== Items from an interface collection ==
++++++++++

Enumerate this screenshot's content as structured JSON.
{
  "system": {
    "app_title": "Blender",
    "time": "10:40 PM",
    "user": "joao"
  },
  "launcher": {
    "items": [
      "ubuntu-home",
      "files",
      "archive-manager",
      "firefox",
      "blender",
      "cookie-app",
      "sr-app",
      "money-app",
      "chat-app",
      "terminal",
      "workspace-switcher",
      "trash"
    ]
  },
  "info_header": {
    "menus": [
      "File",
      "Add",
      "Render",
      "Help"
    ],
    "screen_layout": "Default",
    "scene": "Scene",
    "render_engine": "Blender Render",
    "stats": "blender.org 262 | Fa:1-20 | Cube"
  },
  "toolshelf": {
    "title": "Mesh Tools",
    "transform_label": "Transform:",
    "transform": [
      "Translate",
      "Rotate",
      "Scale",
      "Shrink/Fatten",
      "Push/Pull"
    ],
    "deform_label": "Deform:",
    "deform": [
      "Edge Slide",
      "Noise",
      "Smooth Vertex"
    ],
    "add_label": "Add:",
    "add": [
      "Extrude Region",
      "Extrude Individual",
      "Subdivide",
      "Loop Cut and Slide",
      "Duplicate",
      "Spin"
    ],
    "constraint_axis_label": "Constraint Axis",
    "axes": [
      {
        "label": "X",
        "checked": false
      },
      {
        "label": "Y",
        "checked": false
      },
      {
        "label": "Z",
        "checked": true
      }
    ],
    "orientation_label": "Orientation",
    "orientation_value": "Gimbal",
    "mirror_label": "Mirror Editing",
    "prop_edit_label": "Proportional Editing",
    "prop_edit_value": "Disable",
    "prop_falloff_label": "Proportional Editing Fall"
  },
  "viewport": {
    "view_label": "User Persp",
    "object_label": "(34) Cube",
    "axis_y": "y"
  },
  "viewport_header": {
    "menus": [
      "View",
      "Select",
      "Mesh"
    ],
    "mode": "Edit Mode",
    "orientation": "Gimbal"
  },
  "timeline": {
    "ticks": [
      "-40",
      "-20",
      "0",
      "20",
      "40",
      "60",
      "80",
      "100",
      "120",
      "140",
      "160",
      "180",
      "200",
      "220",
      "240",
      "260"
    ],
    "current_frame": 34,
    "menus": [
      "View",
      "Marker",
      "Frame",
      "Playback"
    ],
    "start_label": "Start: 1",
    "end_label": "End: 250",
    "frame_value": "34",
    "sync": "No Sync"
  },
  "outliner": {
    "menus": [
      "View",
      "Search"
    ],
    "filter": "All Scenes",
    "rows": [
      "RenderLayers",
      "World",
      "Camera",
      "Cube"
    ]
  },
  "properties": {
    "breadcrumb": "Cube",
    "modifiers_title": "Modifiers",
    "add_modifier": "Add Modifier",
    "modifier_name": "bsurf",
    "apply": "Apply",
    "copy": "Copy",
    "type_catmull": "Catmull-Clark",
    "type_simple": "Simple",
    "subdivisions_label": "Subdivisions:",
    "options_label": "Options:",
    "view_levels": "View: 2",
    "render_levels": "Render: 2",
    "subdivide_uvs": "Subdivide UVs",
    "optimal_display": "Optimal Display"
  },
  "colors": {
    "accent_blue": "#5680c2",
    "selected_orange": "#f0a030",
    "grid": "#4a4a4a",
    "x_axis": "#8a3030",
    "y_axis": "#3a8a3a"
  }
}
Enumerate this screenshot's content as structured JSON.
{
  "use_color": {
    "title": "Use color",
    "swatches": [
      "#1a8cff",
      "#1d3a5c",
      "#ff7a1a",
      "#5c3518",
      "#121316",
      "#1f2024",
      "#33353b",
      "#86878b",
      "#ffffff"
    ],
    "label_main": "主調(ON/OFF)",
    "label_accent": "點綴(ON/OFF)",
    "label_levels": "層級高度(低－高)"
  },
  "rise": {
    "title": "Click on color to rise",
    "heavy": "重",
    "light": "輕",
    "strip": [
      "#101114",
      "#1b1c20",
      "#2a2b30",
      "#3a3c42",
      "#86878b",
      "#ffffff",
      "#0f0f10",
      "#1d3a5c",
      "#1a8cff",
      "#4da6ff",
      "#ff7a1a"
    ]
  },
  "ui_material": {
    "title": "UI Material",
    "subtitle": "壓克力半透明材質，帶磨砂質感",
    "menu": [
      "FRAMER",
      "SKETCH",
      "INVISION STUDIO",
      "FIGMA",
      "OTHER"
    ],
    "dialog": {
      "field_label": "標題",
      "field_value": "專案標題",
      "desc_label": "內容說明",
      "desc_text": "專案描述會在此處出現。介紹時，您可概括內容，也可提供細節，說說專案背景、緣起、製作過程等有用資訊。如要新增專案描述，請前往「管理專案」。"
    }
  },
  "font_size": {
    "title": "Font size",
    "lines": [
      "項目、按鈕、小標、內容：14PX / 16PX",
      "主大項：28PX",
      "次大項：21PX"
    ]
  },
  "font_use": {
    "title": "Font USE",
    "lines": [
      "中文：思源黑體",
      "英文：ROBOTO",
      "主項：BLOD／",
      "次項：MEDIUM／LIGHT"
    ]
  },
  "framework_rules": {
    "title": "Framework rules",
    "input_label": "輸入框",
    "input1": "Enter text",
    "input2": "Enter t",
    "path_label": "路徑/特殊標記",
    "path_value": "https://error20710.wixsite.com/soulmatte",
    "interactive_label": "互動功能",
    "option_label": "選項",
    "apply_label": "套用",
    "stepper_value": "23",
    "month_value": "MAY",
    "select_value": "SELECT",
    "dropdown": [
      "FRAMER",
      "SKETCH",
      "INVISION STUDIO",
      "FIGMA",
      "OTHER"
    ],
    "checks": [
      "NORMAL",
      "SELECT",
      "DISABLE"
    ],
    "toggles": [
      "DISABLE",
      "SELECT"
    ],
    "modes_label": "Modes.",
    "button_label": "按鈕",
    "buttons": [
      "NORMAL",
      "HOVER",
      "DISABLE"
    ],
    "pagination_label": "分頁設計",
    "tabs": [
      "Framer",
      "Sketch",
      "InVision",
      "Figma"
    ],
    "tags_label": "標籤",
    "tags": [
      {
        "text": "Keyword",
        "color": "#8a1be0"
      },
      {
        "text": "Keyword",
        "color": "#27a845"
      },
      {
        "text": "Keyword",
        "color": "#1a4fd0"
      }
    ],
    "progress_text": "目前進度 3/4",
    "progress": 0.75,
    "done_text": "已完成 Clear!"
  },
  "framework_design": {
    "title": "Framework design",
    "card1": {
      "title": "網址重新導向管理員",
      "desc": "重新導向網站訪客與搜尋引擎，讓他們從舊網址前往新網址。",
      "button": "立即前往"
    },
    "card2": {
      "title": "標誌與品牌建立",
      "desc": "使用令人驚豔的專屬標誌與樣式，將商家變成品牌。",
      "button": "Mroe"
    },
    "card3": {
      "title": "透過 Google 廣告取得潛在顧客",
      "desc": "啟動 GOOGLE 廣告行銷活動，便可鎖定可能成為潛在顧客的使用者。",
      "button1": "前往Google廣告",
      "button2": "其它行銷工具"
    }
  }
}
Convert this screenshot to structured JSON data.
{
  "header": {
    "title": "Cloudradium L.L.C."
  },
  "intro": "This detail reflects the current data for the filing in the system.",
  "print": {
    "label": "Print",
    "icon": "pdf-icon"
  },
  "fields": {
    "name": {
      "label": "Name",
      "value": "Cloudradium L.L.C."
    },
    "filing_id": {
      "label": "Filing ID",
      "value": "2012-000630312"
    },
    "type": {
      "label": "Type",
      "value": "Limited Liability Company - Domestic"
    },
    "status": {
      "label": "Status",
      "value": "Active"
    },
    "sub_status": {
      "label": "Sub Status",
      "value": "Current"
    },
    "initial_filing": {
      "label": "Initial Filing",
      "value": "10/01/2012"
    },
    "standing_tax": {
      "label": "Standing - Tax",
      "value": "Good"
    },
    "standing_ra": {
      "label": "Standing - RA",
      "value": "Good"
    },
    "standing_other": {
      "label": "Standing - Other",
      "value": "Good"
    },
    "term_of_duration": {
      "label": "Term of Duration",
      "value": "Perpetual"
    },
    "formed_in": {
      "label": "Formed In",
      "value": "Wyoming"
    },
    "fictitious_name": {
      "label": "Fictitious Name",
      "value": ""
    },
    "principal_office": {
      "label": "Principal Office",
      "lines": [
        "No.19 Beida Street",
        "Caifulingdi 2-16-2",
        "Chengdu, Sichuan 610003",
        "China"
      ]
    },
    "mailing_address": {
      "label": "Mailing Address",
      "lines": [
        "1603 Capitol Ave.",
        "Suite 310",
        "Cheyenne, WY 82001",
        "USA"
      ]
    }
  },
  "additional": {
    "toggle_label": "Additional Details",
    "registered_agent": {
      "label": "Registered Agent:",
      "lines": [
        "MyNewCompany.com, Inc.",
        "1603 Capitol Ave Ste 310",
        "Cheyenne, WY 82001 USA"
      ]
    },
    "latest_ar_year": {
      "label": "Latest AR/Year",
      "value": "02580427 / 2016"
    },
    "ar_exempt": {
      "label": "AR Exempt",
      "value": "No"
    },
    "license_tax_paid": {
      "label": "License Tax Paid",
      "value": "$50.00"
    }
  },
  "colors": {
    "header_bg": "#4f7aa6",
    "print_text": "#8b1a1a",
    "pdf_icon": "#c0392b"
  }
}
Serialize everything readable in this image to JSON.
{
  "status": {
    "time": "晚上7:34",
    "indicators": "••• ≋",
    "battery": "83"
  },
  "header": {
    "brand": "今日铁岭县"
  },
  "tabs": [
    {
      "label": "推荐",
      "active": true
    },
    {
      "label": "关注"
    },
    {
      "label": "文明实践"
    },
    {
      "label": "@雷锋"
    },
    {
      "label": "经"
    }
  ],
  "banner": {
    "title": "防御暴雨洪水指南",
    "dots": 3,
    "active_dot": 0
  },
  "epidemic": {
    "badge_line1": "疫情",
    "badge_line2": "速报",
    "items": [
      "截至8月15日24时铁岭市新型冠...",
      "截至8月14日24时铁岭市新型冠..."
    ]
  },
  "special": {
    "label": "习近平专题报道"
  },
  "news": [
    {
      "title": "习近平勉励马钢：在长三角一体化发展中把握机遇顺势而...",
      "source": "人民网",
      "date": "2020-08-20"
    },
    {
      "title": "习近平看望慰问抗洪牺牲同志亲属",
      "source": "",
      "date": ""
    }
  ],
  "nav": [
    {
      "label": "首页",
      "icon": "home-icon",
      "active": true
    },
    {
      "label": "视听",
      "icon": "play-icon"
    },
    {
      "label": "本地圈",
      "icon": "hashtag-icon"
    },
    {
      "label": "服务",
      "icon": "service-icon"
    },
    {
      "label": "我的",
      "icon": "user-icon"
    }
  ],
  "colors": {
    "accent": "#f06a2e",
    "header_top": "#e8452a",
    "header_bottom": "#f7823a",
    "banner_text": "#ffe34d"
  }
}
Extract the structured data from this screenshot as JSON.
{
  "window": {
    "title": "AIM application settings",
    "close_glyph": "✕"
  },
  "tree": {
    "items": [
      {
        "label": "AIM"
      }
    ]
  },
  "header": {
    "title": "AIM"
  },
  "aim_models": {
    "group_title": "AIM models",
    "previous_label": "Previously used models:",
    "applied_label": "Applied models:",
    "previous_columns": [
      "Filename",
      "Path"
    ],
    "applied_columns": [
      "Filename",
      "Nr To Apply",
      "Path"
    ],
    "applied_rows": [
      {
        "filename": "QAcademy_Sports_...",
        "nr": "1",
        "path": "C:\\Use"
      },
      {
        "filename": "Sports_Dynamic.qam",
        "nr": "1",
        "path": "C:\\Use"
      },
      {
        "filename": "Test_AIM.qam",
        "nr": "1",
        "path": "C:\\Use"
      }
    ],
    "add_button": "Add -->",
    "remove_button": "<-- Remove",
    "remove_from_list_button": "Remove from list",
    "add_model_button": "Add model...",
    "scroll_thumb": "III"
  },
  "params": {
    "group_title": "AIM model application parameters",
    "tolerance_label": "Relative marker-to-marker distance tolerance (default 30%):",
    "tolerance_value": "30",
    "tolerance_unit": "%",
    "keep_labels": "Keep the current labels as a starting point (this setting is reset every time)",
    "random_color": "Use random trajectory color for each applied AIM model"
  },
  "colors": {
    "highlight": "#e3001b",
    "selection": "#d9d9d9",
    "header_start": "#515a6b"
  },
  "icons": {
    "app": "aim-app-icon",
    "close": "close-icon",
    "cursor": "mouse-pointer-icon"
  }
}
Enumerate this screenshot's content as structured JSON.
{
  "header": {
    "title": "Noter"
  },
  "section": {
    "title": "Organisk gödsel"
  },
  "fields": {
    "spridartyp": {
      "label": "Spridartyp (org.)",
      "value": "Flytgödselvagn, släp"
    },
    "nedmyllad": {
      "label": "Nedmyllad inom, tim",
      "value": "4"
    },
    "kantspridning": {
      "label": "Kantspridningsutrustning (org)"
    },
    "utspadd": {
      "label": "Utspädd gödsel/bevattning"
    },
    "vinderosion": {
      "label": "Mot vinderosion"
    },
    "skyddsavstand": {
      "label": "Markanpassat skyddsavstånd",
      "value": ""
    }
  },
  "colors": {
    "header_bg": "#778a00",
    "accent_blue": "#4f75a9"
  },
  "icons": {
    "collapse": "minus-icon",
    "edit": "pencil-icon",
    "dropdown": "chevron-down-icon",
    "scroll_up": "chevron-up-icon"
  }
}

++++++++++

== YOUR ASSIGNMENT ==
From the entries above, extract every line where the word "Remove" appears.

== EXERCISE OUTPUT ==
    "remove_button": "<-- Remove",
    "remove_from_list_button": "Remove from list",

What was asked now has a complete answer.